* _WHAT THIS TASK INVOLVES_: Return all entries verbatim; skip any pictures.

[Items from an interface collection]
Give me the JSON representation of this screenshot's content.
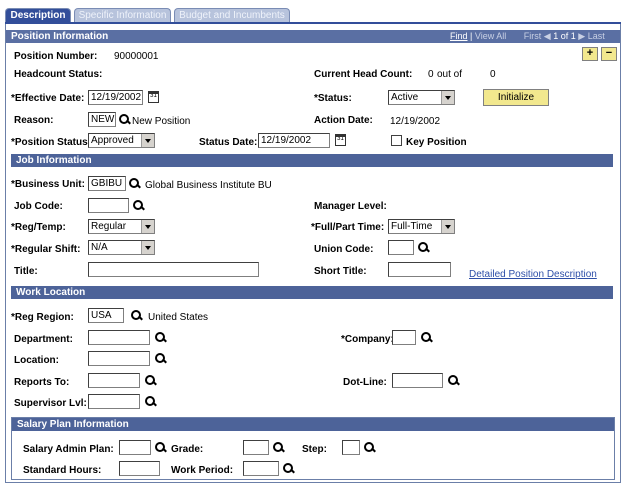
{
  "tabs": [
    "Description",
    "Specific Information",
    "Budget and Incumbents"
  ],
  "position_info": {
    "header": "Position Information",
    "nav": {
      "find": "Find",
      "view_all": "View All",
      "first": "First",
      "range": "1 of 1",
      "last": "Last"
    },
    "position_number_label": "Position Number:",
    "position_number": "90000001",
    "headcount_status_label": "Headcount Status:",
    "current_head_count_label": "Current Head Count:",
    "current_head_count": "0",
    "out_of_label": "out of",
    "out_of_value": "0",
    "effective_date_label": "*Effective Date:",
    "effective_date": "12/19/2002",
    "status_label": "*Status:",
    "status": "Active",
    "initialize_button": "Initialize",
    "reason_label": "Reason:",
    "reason_code": "NEW",
    "reason_desc": "New Position",
    "action_date_label": "Action Date:",
    "action_date": "12/19/2002",
    "position_status_label": "*Position Status:",
    "position_status": "Approved",
    "status_date_label": "Status Date:",
    "status_date": "12/19/2002",
    "key_position_label": "Key Position",
    "add_row": "+",
    "delete_row": "−"
  },
  "job_info": {
    "header": "Job Information",
    "business_unit_label": "*Business Unit:",
    "business_unit": "GBIBU",
    "business_unit_desc": "Global Business Institute BU",
    "job_code_label": "Job Code:",
    "job_code": "",
    "manager_level_label": "Manager Level:",
    "reg_temp_label": "*Reg/Temp:",
    "reg_temp": "Regular",
    "full_part_label": "*Full/Part Time:",
    "full_part": "Full-Time",
    "regular_shift_label": "*Regular Shift:",
    "regular_shift": "N/A",
    "union_code_label": "Union Code:",
    "union_code": "",
    "title_label": "Title:",
    "title": "",
    "short_title_label": "Short Title:",
    "short_title": "",
    "detailed_link": "Detailed Position Description"
  },
  "work_location": {
    "header": "Work Location",
    "reg_region_label": "*Reg Region:",
    "reg_region": "USA",
    "reg_region_desc": "United States",
    "department_label": "Department:",
    "company_label": "*Company:",
    "location_label": "Location:",
    "reports_to_label": "Reports To:",
    "dot_line_label": "Dot-Line:",
    "supervisor_label": "Supervisor Lvl:"
  },
  "salary_plan": {
    "header": "Salary Plan Information",
    "salary_admin_plan_label": "Salary Admin Plan:",
    "grade_label": "Grade:",
    "step_label": "Step:",
    "standard_hours_label": "Standard Hours:",
    "work_period_label": "Work Period:"
  },
  "icons": {
    "lookup": "magnifier-icon",
    "calendar": "calendar-icon",
    "dropdown": "chevron-down-icon"
  },
  "calendar_glyph": "31",
  "colors": {
    "tab_active": "#324e9a",
    "section_bar": "#5a6fa3",
    "button": "#f2e88e",
    "link": "#2e4fa8"
  }
}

* _SOLUTION BELOW_:
Give me the JSON representation of this screenshot's content.
{
  "tabs": [
    "Description",
    "Specific Information",
    "Budget and Incumbents"
  ],
  "position_info": {
    "header": "Position Information",
    "nav": {
      "find": "Find",
      "view_all": "View All",
      "first": "First",
      "range": "1 of 1",
      "last": "Last"
    },
    "position_number_label": "Position Number:",
    "position_number": "90000001",
    "headcount_status_label": "Headcount Status:",
    "current_head_count_label": "Current Head Count:",
    "current_head_count": "0",
    "out_of_label": "out of",
    "out_of_value": "0",
    "effective_date_label": "*Effective Date:",
    "effective_date": "12/19/2002",
    "status_label": "*Status:",
    "status": "Active",
    "initialize_button": "Initialize",
    "reason_label": "Reason:",
    "reason_code": "NEW",
    "reason_desc": "New Position",
    "action_date_label": "Action Date:",
    "action_date": "12/19/2002",
    "position_status_label": "*Position Status:",
    "position_status": "Approved",
    "status_date_label": "Status Date:",
    "status_date": "12/19/2002",
    "key_position_label": "Key Position",
    "add_row": "+",
    "delete_row": "−"
  },
  "job_info": {
    "header": "Job Information",
    "business_unit_label": "*Business Unit:",
    "business_unit": "GBIBU",
    "business_unit_desc": "Global Business Institute BU",
    "job_code_label": "Job Code:",
    "job_code": "",
    "manager_level_label": "Manager Level:",
    "reg_temp_label": "*Reg/Temp:",
    "reg_temp": "Regular",
    "full_part_label": "*Full/Part Time:",
    "full_part": "Full-Time",
    "regular_shift_label": "*Regular Shift:",
    "regular_shift": "N/A",
    "union_code_label": "Union Code:",
    "union_code": "",
    "title_label": "Title:",
    "title": "",
    "short_title_label": "Short Title:",
    "short_title": "",
    "detailed_link": "Detailed Position Description"
  },
  "work_location": {
    "header": "Work Location",
    "reg_region_label": "*Reg Region:",
    "reg_region": "USA",
    "reg_region_desc": "United States",
    "department_label": "Department:",
    "company_label": "*Company:",
    "location_label": "Location:",
    "reports_to_label": "Reports To:",
    "dot_line_label": "Dot-Line:",
    "supervisor_label": "Supervisor Lvl:"
  },
  "salary_plan": {
    "header": "Salary Plan Information",
    "salary_admin_plan_label": "Salary Admin Plan:",
    "grade_label": "Grade:",
    "step_label": "Step:",
    "standard_hours_label": "Standard Hours:",
    "work_period_label": "Work Period:"
  },
  "icons": {
    "lookup": "magnifier-icon",
    "calendar": "calendar-icon",
    "dropdown": "chevron-down-icon"
  },
  "calendar_glyph": "31",
  "colors": {
    "tab_active": "#324e9a",
    "section_bar": "#5a6fa3",
    "button": "#f2e88e",
    "link": "#2e4fa8"
  }
}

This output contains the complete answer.